From my personal experience as a @realDonaldTrump follower, the tweets that he writes early in the morning are usually direct responses to the popular news from the afternoon/night before. It is quite often that I will learn about a Republican primary news story from Trump directly, getting his personal take on it first.
Then, when I go to Google News and read a few articles about the latest Republican controversy, I see Donald Trump’s tweets embedded in the articles.
Twitter has long said that their audience is “larger than Facebook’s” due to their embed function, which allows media outlets like The New York Times and CNN embed tweets directly into their content. Well, with a politician as controversial as Donald Trump, his tweets are a huge source of social shares and search referrals. Here is a small article from Salon that is about a single tweet from Donald Trump. That article, according to SharedCount, got thousands of engagements and shares across other social networks. That is the kind of free brand amplification that marketers dream of!
Better yet, Donald Trump’s tweets make it onto television. The same tweet as before was directly mentioned in this Fox News town hall event, and the crowd went wild when Sean Hannity brought it up. Here is a CNN segment that is all about how “Donald Trump uses Twitter to attack his opponents.
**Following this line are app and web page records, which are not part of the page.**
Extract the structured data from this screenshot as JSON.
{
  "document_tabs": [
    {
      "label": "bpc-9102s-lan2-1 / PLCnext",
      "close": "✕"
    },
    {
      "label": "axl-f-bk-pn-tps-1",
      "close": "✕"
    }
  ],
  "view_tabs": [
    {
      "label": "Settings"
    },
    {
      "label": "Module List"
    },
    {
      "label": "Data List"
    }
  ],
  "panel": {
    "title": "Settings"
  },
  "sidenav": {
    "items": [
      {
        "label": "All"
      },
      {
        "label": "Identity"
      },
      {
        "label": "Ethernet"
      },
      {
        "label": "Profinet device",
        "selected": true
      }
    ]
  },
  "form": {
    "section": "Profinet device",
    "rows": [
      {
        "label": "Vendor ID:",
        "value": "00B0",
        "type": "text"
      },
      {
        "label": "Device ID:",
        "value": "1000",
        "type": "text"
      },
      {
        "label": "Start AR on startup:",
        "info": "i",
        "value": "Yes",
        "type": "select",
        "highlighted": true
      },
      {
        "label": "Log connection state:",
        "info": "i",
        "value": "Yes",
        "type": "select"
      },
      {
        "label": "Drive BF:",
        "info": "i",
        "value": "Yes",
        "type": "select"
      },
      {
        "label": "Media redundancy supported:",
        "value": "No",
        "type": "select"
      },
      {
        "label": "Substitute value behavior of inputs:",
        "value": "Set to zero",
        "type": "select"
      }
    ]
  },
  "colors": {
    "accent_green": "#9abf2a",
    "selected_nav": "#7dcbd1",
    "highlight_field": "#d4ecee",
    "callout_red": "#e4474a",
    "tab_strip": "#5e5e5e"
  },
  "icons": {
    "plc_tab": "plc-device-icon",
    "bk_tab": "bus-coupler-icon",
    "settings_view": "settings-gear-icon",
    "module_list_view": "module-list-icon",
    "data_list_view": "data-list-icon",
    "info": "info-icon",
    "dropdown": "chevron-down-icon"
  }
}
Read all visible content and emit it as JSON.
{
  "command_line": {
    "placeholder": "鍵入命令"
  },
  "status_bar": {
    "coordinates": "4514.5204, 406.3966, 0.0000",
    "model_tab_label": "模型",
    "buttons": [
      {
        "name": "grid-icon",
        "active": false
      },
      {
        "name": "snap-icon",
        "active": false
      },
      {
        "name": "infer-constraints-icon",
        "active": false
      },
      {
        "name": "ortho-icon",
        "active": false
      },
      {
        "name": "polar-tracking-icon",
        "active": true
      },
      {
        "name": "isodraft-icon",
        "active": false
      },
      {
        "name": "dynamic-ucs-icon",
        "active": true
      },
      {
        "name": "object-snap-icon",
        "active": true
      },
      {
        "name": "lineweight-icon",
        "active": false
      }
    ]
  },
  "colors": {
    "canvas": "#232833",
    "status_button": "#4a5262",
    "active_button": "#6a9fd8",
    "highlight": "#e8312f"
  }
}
Some politicians have been using Twitter to fight back against Donald Trump, too, including Mitt Romney:
Twitter has also been a very popular destination for pre-, live, and post-debate commentary. Here is a blog post of “The 33 funniest reactions from comedians to the latest #GODdebate”, for instance.
It is these kind of interactions that I believe make Twitter unique among the ranks of social media networks, and will help “make it great again.” Nowhere else do you get such high-profile profiles being used to make public statements alongside real-time community feedback.
Facebook might have the most active users, but Twitter arguably has more influence on culture. Just look at how much media attention Kanye West or Martin Shkreli get from their Twitter escapades, or look at the impact that the “#WhichHillary” trend has had on Hillary Clinton’s campaign.
Speaking of #WhichHillary, I just went and looked at the live feed of tweets with that hashtag without being logged in, and saw this promoted tweet from unSend. No other advertising network then Twitter Ads can allow you to specifically target “millennials who are angry at Hillary Clinton.” While I personally don’t find the accompanying gif with that ad funny, I do see the hidden potential in Twitter Ads for “Social Moment” targeting. When a hashtag like #WhichHillary starts trending, brands can start running promoted tweets within minutes that are specifically tailored to the moment.
Remember the famous “Oreo lights-out Super Bowl tweet”? It’d be very difficult to reach that level of virality, but it seems to me that Twitter is reworking their Twitter Ads network to allow smaller, more localized brands market “in the moment.” Their Amplify program, for instance, is an instant-replay service that allows advertisers to serve video snippets to highly targeted audiences during an event such as the Oscars.
To recap all of this, here is how “Donald Trump Will Make Twitter Great Again”:
Trump tweets his personal responses to popular news, which are then incorporated into various forms of media
Trump incorporates content and thoughts from everyday users on his main feed, creating a sense of community that Twitter has been lacking
Twitter’s advertising network allows marketers to cut through the noise during viral moments, creating the same impact as if their own content went viral
With more characters like Donald Trump using the Twitter social network, Twitter can become a major arena of public discourse and a major source of entertainment. That would make the network far more effective for marketers, and it would bring Twitter out of their current slump. The only thing to do now is to sit back and watch.
Thanks for reading this post, if you have any comments/questions feel free to leave a comment,
or contact us at Streetwise Studio,
or me directly @KyleSGibson.